Spencer Wishart was an American racing driver active during the early years of the Indianapolis 500. He raced there four times with a best finish of second in 1913, 13 1/2 minutes behind the winner, Jules Goux, the largest winning margin in the history of the race. He was killed in the Elgin National Trophy race in 1914.
Spencer Wishart was born in Philadelphia, Pennsylvania. He was an American racecar driver who always wore shirt and tie under his overalls. He was active during the early years of the Indianapolis 500, where he raced on four occasions.
In 1909 he raced a specially modified Mercedes Grand Prix car in the Vanderbilt Cup. At 19 he showed a maturity that enabled him to finish 4th in a race where many more experienced drivers got caught up in accidents.
By 1911 3.2 million paving bricks had been laid at Indy and in the first running of the 500 he qualified his gray Mercedes, the original Silver Arrow, in 11th and finished a very respectable 4th, having actually led for 5 laps. He improved his qualifying position the next year but retired after 82 laps. In August he bought a stock Mercer from an Ohio dealership and won the Columbus 200 mile race, setting four new dirt track records in the process. He then then took 3rd in the Vanderbilt Cup in October driving his Mercedes.
The following year he switched to a Mercer and was in 19th place at the start of the Indy 500, working his way into second by the finish. He has the dubious distinction of finishing second by the greatest margin in the history of the Indianapolis Motor Speedway, 13 1/2 minutes. He then did well at the races in Elgin in August, finishing 3rd in the Elgin National Trophy. He finished the year with another 3rd in the Brighton Beach 100 mile race in November.
In February 1914 he raced in the Vanderbilt Cup. He led the first lap in his Mercer but then went out with a broken water line. Next up came the Indy 500. He only managed to get onto the grid in 25th place and he went out after 122 laps with a broken cam gear. A second at Sioux City was followed by two days of racing at Elgin for the Chicago Auto Club Trophy on the 21st and the Elgin National Trophy on the 22nd.

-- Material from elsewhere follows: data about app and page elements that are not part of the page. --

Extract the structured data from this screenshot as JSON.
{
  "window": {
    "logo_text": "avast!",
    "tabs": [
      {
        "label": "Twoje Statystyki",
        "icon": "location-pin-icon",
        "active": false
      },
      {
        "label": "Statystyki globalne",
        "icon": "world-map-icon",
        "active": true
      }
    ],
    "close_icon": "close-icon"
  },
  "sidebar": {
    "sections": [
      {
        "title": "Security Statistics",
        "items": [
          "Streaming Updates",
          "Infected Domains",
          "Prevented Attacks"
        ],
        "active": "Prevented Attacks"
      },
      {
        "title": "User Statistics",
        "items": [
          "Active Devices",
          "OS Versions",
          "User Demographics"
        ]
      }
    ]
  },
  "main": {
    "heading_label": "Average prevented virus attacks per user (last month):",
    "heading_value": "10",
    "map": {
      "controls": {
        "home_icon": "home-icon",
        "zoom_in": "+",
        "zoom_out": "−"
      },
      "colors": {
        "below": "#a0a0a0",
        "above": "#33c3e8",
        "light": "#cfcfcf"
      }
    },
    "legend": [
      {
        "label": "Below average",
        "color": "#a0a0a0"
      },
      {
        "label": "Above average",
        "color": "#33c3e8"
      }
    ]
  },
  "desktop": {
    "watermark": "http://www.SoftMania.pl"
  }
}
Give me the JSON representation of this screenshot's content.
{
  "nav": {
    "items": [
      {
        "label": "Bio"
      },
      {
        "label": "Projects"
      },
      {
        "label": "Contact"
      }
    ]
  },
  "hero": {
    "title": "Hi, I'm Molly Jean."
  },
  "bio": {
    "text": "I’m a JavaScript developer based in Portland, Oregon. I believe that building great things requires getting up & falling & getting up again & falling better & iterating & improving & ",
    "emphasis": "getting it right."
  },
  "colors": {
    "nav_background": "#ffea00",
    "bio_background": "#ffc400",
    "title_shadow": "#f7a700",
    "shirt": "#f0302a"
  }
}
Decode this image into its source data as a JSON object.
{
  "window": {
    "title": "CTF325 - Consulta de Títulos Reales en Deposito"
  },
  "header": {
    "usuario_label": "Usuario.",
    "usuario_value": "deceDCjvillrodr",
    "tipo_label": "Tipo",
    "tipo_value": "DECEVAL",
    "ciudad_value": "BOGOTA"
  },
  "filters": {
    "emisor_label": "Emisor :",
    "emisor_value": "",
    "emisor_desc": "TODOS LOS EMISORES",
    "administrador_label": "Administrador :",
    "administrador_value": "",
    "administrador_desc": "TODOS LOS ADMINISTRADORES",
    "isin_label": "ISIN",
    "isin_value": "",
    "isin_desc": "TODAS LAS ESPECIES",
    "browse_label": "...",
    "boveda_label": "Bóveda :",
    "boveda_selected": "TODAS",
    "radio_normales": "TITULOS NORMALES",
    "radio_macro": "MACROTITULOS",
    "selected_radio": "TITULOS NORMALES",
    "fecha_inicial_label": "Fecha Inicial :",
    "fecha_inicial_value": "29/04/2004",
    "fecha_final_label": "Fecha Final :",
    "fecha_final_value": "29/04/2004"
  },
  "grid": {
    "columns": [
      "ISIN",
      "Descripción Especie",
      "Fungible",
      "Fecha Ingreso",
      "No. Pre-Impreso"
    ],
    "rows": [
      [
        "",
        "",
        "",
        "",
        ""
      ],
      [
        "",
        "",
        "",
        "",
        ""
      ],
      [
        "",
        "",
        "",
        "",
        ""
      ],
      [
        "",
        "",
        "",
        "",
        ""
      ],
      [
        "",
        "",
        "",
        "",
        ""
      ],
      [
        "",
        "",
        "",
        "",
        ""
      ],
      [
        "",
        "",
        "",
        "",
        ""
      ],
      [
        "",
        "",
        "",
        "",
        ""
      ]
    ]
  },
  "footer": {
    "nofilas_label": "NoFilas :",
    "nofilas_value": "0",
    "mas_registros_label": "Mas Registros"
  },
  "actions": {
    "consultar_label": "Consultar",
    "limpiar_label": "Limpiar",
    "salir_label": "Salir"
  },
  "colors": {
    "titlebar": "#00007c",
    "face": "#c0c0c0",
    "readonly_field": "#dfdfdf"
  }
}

He took the lead in the Chicago Auto Club Trophy on the second lap and held until lap 25 when he was passed by Gil Anderson. However all was not well and he retired two laps later with a fuel leak.
The next day, in the Elgin National Trophy a AAA national championship race, Wishart was leading again when, on lap 14, his Mercer clipped another Mercer that he was lapping. He went into a ditch and took off, clearing a row of spectators before slamming into a tree. The car did hit one spectator leaving a tire mark on his shirt but amazingly no injuries. Both Wishart and Jack Jenter, his riding mechanic were killed. The accident took place at the northern end of the track now known as Highland Avenue.